◆ **Dataset entries**:

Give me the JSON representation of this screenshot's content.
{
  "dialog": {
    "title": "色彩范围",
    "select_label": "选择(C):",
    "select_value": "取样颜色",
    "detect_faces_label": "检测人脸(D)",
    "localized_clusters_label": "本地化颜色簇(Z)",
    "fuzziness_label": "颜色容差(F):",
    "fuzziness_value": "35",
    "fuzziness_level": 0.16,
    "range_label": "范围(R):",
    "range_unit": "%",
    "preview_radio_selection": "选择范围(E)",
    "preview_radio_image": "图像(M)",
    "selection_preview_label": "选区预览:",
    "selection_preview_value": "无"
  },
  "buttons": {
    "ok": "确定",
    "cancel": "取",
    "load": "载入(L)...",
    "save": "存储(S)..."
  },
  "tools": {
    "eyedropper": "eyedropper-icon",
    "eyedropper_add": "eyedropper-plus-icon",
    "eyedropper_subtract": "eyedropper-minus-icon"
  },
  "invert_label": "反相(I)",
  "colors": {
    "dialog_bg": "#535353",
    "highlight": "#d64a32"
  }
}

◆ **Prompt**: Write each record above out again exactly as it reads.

◆ **Task output**:
Give me the JSON representation of this screenshot's content.
{
  "dialog": {
    "title": "色彩范围",
    "select_label": "选择(C):",
    "select_value": "取样颜色",
    "detect_faces_label": "检测人脸(D)",
    "localized_clusters_label": "本地化颜色簇(Z)",
    "fuzziness_label": "颜色容差(F):",
    "fuzziness_value": "35",
    "fuzziness_level": 0.16,
    "range_label": "范围(R):",
    "range_unit": "%",
    "preview_radio_selection": "选择范围(E)",
    "preview_radio_image": "图像(M)",
    "selection_preview_label": "选区预览:",
    "selection_preview_value": "无"
  },
  "buttons": {
    "ok": "确定",
    "cancel": "取",
    "load": "载入(L)...",
    "save": "存储(S)..."
  },
  "tools": {
    "eyedropper": "eyedropper-icon",
    "eyedropper_add": "eyedropper-plus-icon",
    "eyedropper_subtract": "eyedropper-minus-icon"
  },
  "invert_label": "反相(I)",
  "colors": {
    "dialog_bg": "#535353",
    "highlight": "#d64a32"
  }
}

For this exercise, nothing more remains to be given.